● **Data extract**:
⁂

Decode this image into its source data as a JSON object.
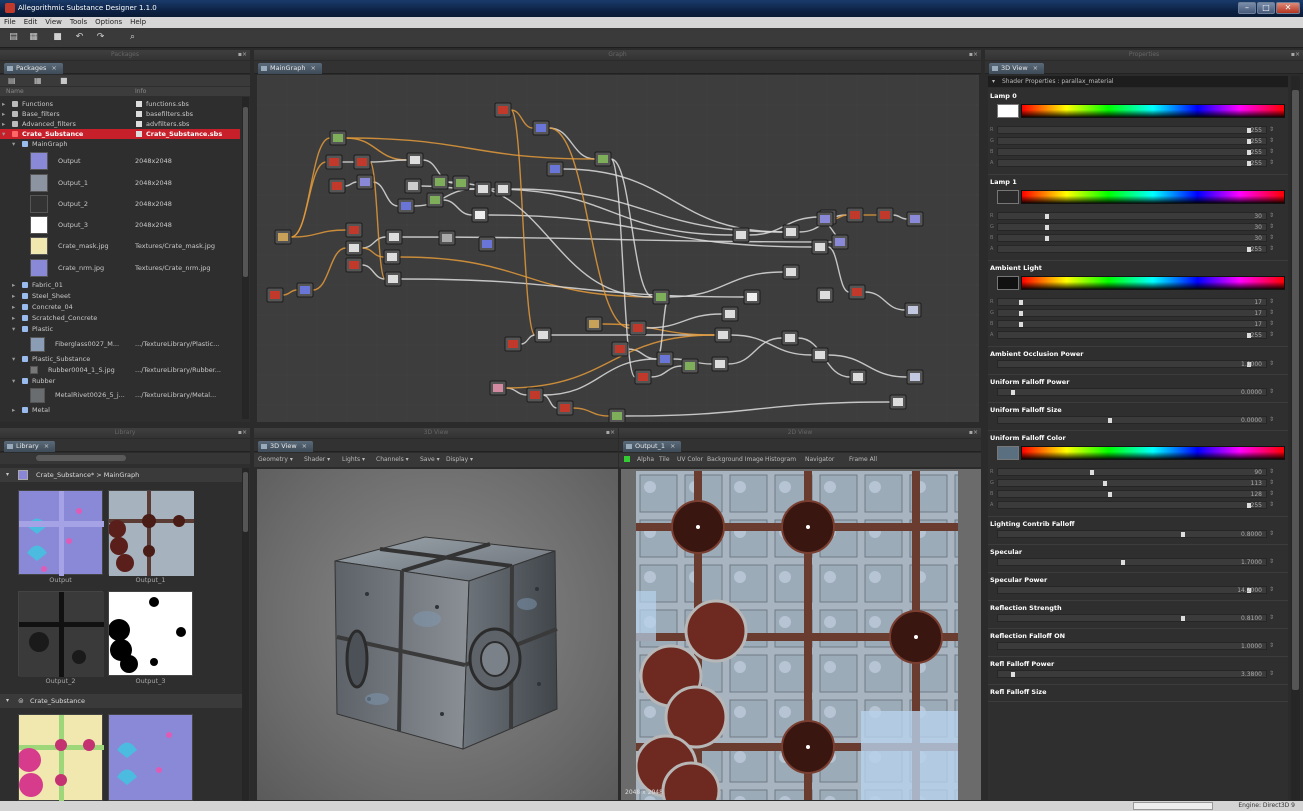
{
  "window": {
    "title": "Allegorithmic Substance Designer 1.1.0"
  },
  "menu": [
    "File",
    "Edit",
    "View",
    "Tools",
    "Options",
    "Help"
  ],
  "toolbar": {
    "icons": [
      "new-icon",
      "open-icon",
      "save-icon",
      "undo-icon",
      "redo-icon",
      "search-icon"
    ]
  },
  "docks": {
    "packages": "Packages",
    "graph": "Graph",
    "properties": "Properties",
    "library": "Library",
    "view3d": "3D View",
    "view2d": "2D View"
  },
  "packages": {
    "tab": "Packages",
    "columns": [
      "Name",
      "Info"
    ],
    "rows": [
      {
        "name": "Functions",
        "info": "functions.sbs"
      },
      {
        "name": "Base_filters",
        "info": "basefilters.sbs"
      },
      {
        "name": "Advanced_filters",
        "info": "advfilters.sbs"
      },
      {
        "name": "Crate_Substance",
        "info": "Crate_Substance.sbs"
      },
      {
        "name": "MainGraph",
        "info": ""
      },
      {
        "name": "Output",
        "info": "2048x2048"
      },
      {
        "name": "Output_1",
        "info": "2048x2048"
      },
      {
        "name": "Output_2",
        "info": "2048x2048"
      },
      {
        "name": "Output_3",
        "info": "2048x2048"
      },
      {
        "name": "Crate_mask.jpg",
        "info": "Textures/Crate_mask.jpg"
      },
      {
        "name": "Crate_nrm.jpg",
        "info": "Textures/Crate_nrm.jpg"
      },
      {
        "name": "Fabric_01",
        "info": ""
      },
      {
        "name": "Steel_Sheet",
        "info": ""
      },
      {
        "name": "Concrete_04",
        "info": ""
      },
      {
        "name": "Scratched_Concrete",
        "info": ""
      },
      {
        "name": "Plastic",
        "info": ""
      },
      {
        "name": "Fiberglass0027_M...",
        "info": ".../TextureLibrary/Plastic..."
      },
      {
        "name": "Plastic_Substance",
        "info": ""
      },
      {
        "name": "Rubber0004_1_S.jpg",
        "info": ".../TextureLibrary/Rubber..."
      },
      {
        "name": "Rubber",
        "info": ""
      },
      {
        "name": "MetalRivet0026_5_j...",
        "info": ".../TextureLibrary/Metal..."
      },
      {
        "name": "Metal",
        "info": ""
      }
    ]
  },
  "graph": {
    "tab": "MainGraph"
  },
  "library": {
    "tab": "Library",
    "group1": {
      "title": "Crate_Substance* > MainGraph",
      "items": [
        "Output",
        "Output_1",
        "Output_2",
        "Output_3"
      ]
    },
    "group2": {
      "title": "Crate_Substance"
    }
  },
  "view3d": {
    "tab": "3D View",
    "menu": [
      "Geometry",
      "Shader",
      "Lights",
      "Channels",
      "Save",
      "Display"
    ]
  },
  "view2d": {
    "tab": "Output_1",
    "menu": [
      "Alpha",
      "Tile",
      "UV Color",
      "Background Image",
      "Histogram",
      "Navigator",
      "Frame All"
    ],
    "footer": "2048 x 2048"
  },
  "properties": {
    "tab": "3D View",
    "header": "Shader Properties : parallax_material",
    "lamp0": {
      "title": "Lamp 0",
      "color": "#ffffff",
      "rows": [
        {
          "l": "R",
          "v": "255",
          "p": 0.95
        },
        {
          "l": "G",
          "v": "255",
          "p": 0.95
        },
        {
          "l": "B",
          "v": "255",
          "p": 0.95
        },
        {
          "l": "A",
          "v": "255",
          "p": 0.95
        }
      ]
    },
    "lamp1": {
      "title": "Lamp 1",
      "color": "#2a2a2a",
      "rows": [
        {
          "l": "R",
          "v": "30",
          "p": 0.18
        },
        {
          "l": "G",
          "v": "30",
          "p": 0.18
        },
        {
          "l": "B",
          "v": "30",
          "p": 0.18
        },
        {
          "l": "A",
          "v": "255",
          "p": 0.95
        }
      ]
    },
    "ambient": {
      "title": "Ambient Light",
      "color": "#111111",
      "rows": [
        {
          "l": "R",
          "v": "17",
          "p": 0.08
        },
        {
          "l": "G",
          "v": "17",
          "p": 0.08
        },
        {
          "l": "B",
          "v": "17",
          "p": 0.08
        },
        {
          "l": "A",
          "v": "255",
          "p": 0.95
        }
      ]
    },
    "aop": {
      "title": "Ambient Occlusion Power",
      "v": "1.0000",
      "p": 0.95
    },
    "ufp": {
      "title": "Uniform Falloff Power",
      "v": "0.0000",
      "p": 0.05
    },
    "ufs": {
      "title": "Uniform Falloff Size",
      "v": "0.0000",
      "p": 0.42
    },
    "ufc": {
      "title": "Uniform Falloff Color",
      "color": "#5a7080",
      "rows": [
        {
          "l": "R",
          "v": "90",
          "p": 0.35
        },
        {
          "l": "G",
          "v": "113",
          "p": 0.4
        },
        {
          "l": "B",
          "v": "128",
          "p": 0.42
        },
        {
          "l": "A",
          "v": "255",
          "p": 0.95
        }
      ]
    },
    "lcf": {
      "title": "Lighting Contrib Falloff",
      "v": "0.8000",
      "p": 0.7
    },
    "spec": {
      "title": "Specular",
      "v": "1.7000",
      "p": 0.47
    },
    "specp": {
      "title": "Specular Power",
      "v": "14.2000",
      "p": 0.95
    },
    "refl": {
      "title": "Reflection Strength",
      "v": "0.8100",
      "p": 0.7
    },
    "reflon": {
      "title": "Reflection Falloff ON",
      "v": "1.0000"
    },
    "rfp": {
      "title": "Refl Falloff Power",
      "v": "3.3800",
      "p": 0.05
    },
    "rfs": {
      "title": "Refl Falloff Size"
    }
  },
  "statusbar": {
    "right": "Engine: Direct3D 9"
  }
}
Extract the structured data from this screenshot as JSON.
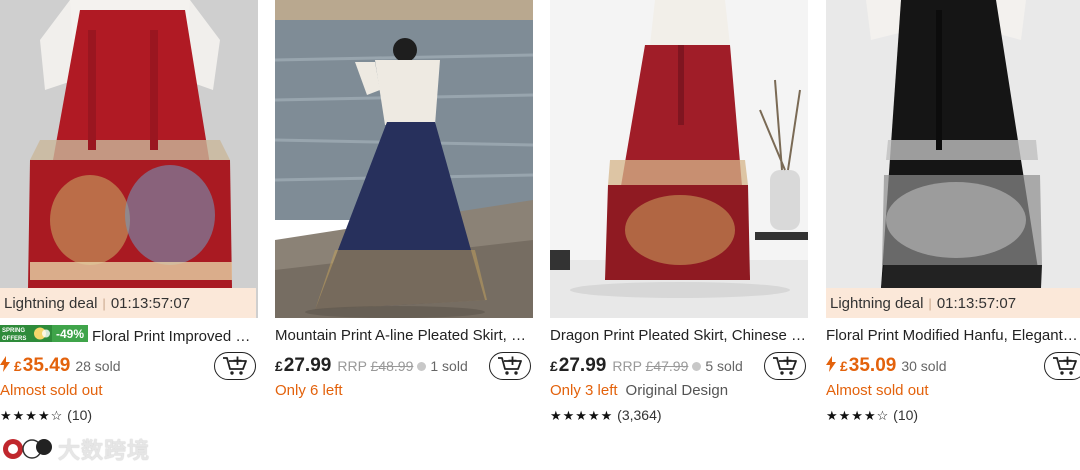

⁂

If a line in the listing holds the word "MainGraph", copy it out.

● **Answer box**:
        "name": "MainGraph",
    "tab": "MainGraph"
      "title": "Crate_Substance* > MainGraph",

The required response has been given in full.